In his first year as a starter, Mac Jones is a Heisman finalist and realistic contender. The junior leads the FBS with a 76% completion percentage and has just four interceptions against 32 touchdowns. With a quarterback rating of 95.5, he is the best signal caller in all of college football, but he may not even the best player on the Crimson Tide offense. Senior receiver Devonta Smith, a fellow Heisman contender and Las Vegas favorite to earn the trophy, has already been awarded AP College Football Player of the Year and SEC Offensive Player of the Year honors. He has 98 catches and 1,511 yards (768 yards after the catch) on the year — first in all three categories — and 17 touchdown receptions on the season. Notre Dame will meet Smith and Jones with two All-Americans of their own in senior linebacker Jeremiah Owusu-Koramoah (first team) and sophomore safety Kyle Hamilton (third team), but the Irish certainly have their work cut out for them in a team that features arguably college football’s two (and possibly three) best offensive players working in tandem.
Senior Najee Harris is a problem for opposing defenses, particularly on third down and in the red zone. He has 27 touchdowns on the year (24 rushing, three receiving) and holds the Alabama record for touchdowns in a career with 54 (44 rushing, 10 receiving). However, for all the hype, he’s averaging 5.9 yards per carry and is not particularly efficient on first or second down. Arguably, he’s the third-best running back Notre Dame has faced, behind Travis Etienne of Clemson and Javonte Williams of UNC. Alabama’s Mac Jones isn’t a dual-threat quarterback, which is the other area Notre Dame has struggled with containing, so this one feels like more of a push, given Notre Dame’s prowess in rush defense and Alabama’s ridiculous efficiency in short yardage situations.
Alabama Offensive Coaching

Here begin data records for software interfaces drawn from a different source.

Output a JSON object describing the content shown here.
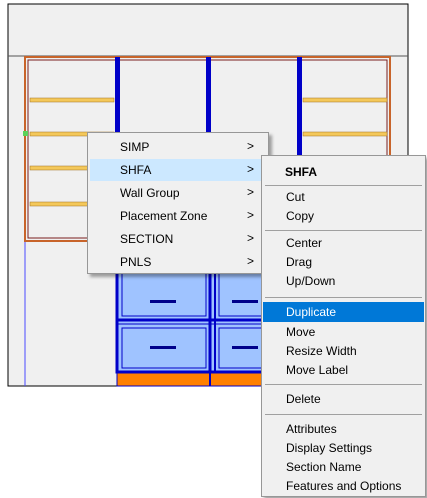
{
  "colors": {
    "accent": "#0078d7",
    "cabinet_frame": "#0000c8",
    "shelf": "#f4c85a",
    "drawer_fill": "#9fc3ff",
    "base": "#ff8000"
  },
  "context_menu": {
    "items": [
      {
        "label": "SIMP",
        "submenu": true
      },
      {
        "label": "SHFA",
        "submenu": true,
        "selected": true
      },
      {
        "label": "Wall Group",
        "submenu": true
      },
      {
        "label": "Placement Zone",
        "submenu": true
      },
      {
        "label": "SECTION",
        "submenu": true
      },
      {
        "label": "PNLS",
        "submenu": true
      }
    ],
    "arrow_glyph": ">"
  },
  "submenu": {
    "title": "SHFA",
    "groups": [
      [
        "Cut",
        "Copy"
      ],
      [
        "Center",
        "Drag",
        "Up/Down"
      ],
      [
        "Duplicate",
        "Move",
        "Resize Width",
        "Move Label"
      ],
      [
        "Delete"
      ],
      [
        "Attributes",
        "Display Settings",
        "Section Name",
        "Features and Options"
      ]
    ],
    "highlighted": "Duplicate"
  }
}
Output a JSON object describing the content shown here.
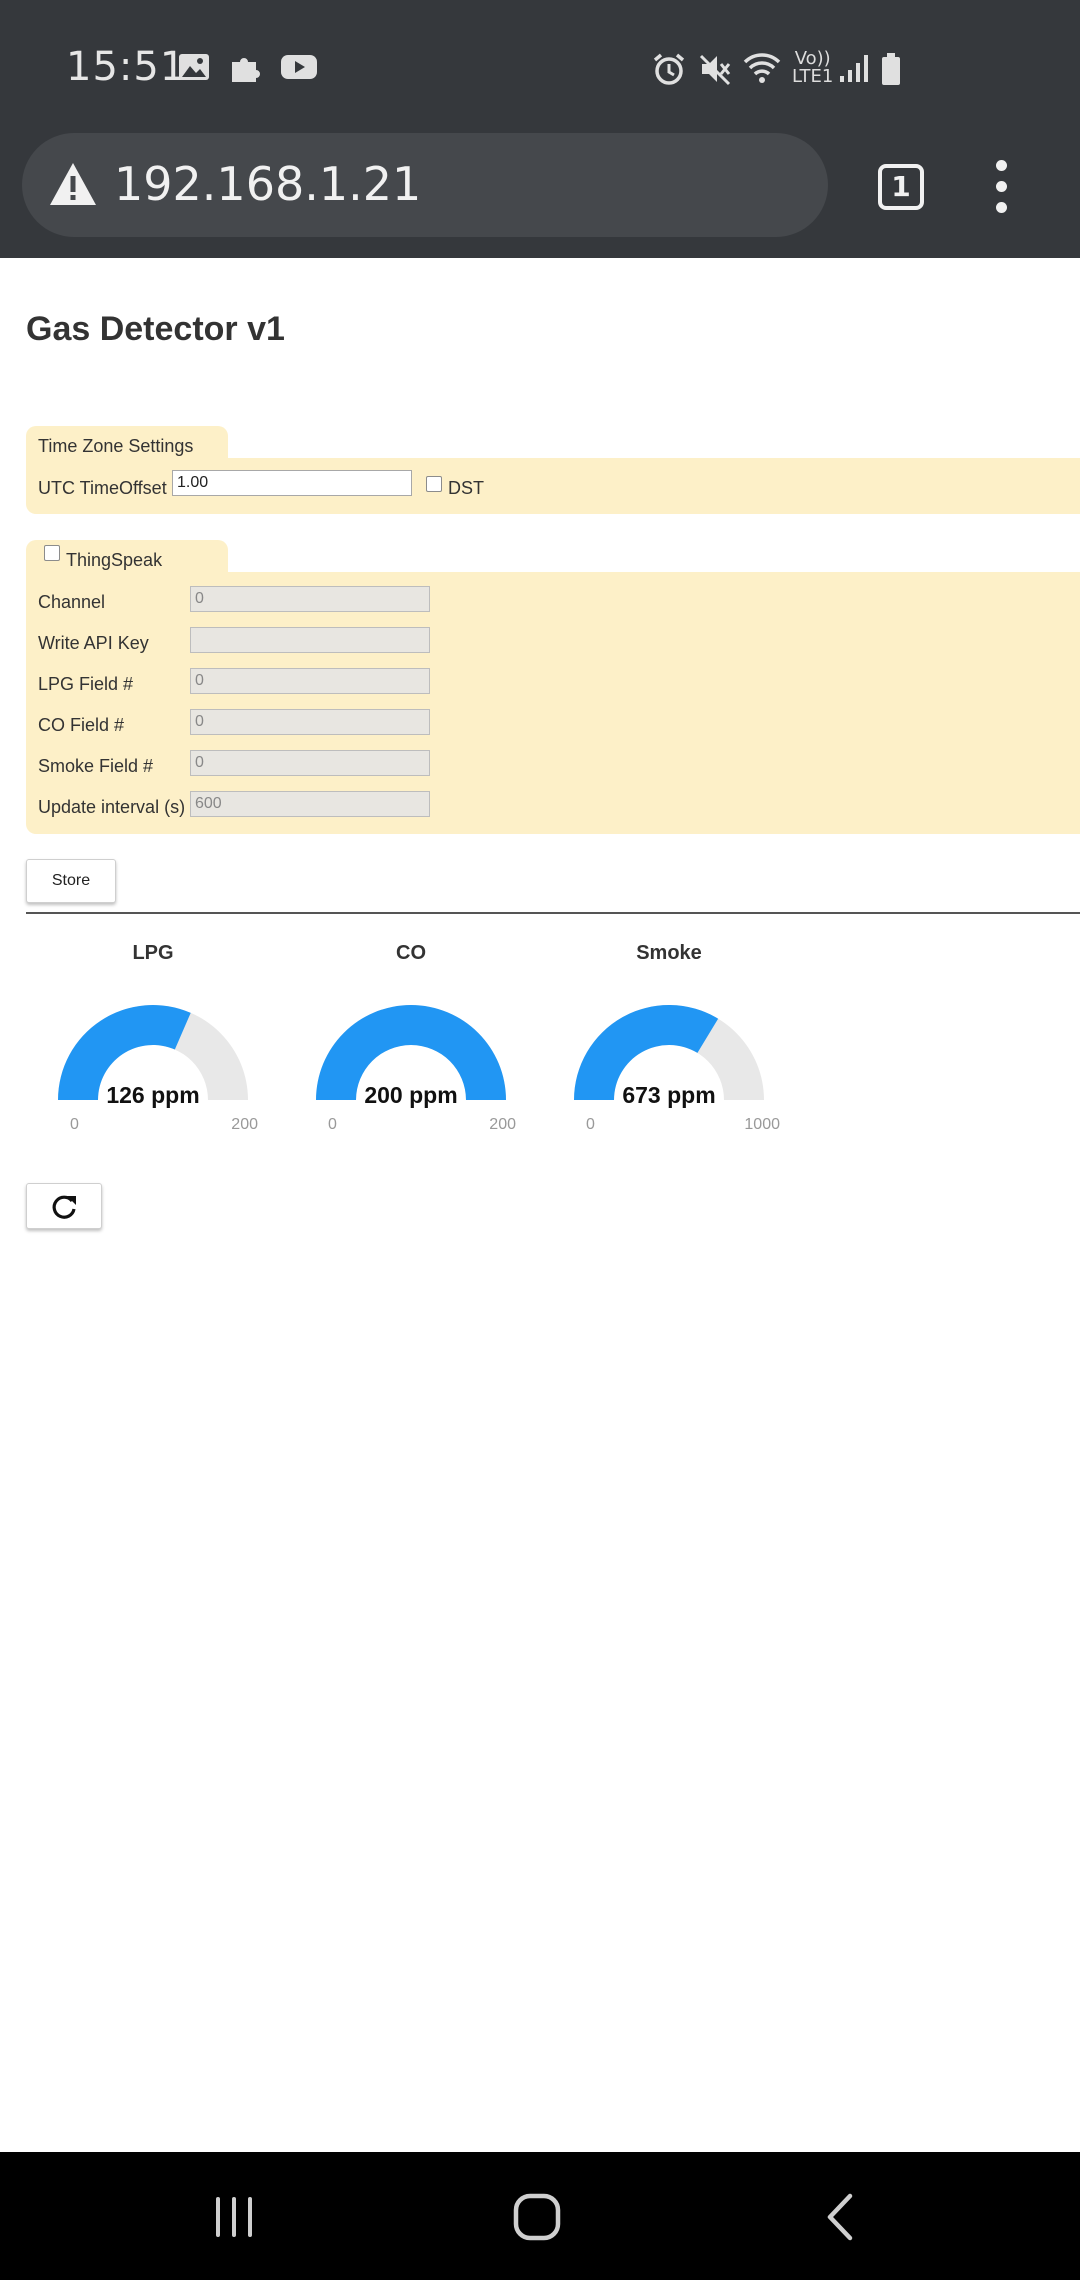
{
  "status_bar": {
    "time": "15:51",
    "left_icons": [
      "image-icon",
      "puzzle-icon",
      "youtube-icon"
    ],
    "right_icons": [
      "alarm-icon",
      "mute-icon",
      "wifi-icon",
      "volte-icon",
      "signal-icon",
      "battery-icon"
    ],
    "volte_top": "Vo))",
    "volte_bottom": "LTE1"
  },
  "browser": {
    "url": "192.168.1.21",
    "tab_count": "1",
    "warning_icon": "warning-icon",
    "menu_icon": "more-vert-icon"
  },
  "page": {
    "title": "Gas Detector v1",
    "timezone": {
      "legend": "Time Zone Settings",
      "offset_label": "UTC TimeOffset",
      "offset_value": "1.00",
      "dst_label": "DST",
      "dst_checked": false
    },
    "thingspeak": {
      "legend": "ThingSpeak",
      "enabled": false,
      "fields": [
        {
          "label": "Channel",
          "value": "0"
        },
        {
          "label": "Write API Key",
          "value": ""
        },
        {
          "label": "LPG Field #",
          "value": "0"
        },
        {
          "label": "CO Field #",
          "value": "0"
        },
        {
          "label": "Smoke Field #",
          "value": "0"
        },
        {
          "label": "Update interval (s)",
          "value": "600"
        }
      ]
    },
    "store_label": "Store",
    "gauges": [
      {
        "title": "LPG",
        "value": 126,
        "display": "126 ppm",
        "min": "0",
        "max": "200",
        "max_value": 200
      },
      {
        "title": "CO",
        "value": 200,
        "display": "200 ppm",
        "min": "0",
        "max": "200",
        "max_value": 200
      },
      {
        "title": "Smoke",
        "value": 673,
        "display": "673 ppm",
        "min": "0",
        "max": "1000",
        "max_value": 1000
      }
    ],
    "refresh_icon": "refresh-icon",
    "colors": {
      "gauge_fill": "#2196f3",
      "gauge_track": "#e8e8e8",
      "fieldset_bg": "#fdf0c8"
    }
  },
  "nav_bar": {
    "icons": [
      "recents-icon",
      "home-icon",
      "back-icon"
    ]
  }
}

Steve Sarkisian is the next in a long line of heralded Nick Saban assistant coaches in Tuscaloosa. He’s gotten more experience than many as he became the interim head coach of Alabama when Saban tested positive for COVID-19 — for the second time, and in this instance showing symptoms — ahead of an Iron Bowl matchup with archrival Auburn. The Tide rolled the Tigers 42-13, FYI. Notre Dame has its own head coach in waiting in defensive coordinator Clark Lea, set to take over at Vanderbilt at the conclusion of the Irish season. If he wants to delay packing his bags and heading down to Nashville, he’ll have to call the game of his life against an offense boasting two All-American offensive linemen and three skill position players in the top five of the Heisman finalist voting. Lea is brilliant, but he has absolutely no room for error.
Alabama Offensive Special Teams
Frequently, this might not be a strength for Alabama, given its well-documented kicking issues in years past. But sophomore placekicker Will Reichard has been spectacular this season, going perfect on 73 PATs and 12 field goal attempts. With senior DeVonta Smith in the fold, the Tide’s return game is lethally explosive. Notre Dame has done well in kick coverage this year, but it’s hard to beat perfection, and that’s what Alabama’s offensive special teams feels like.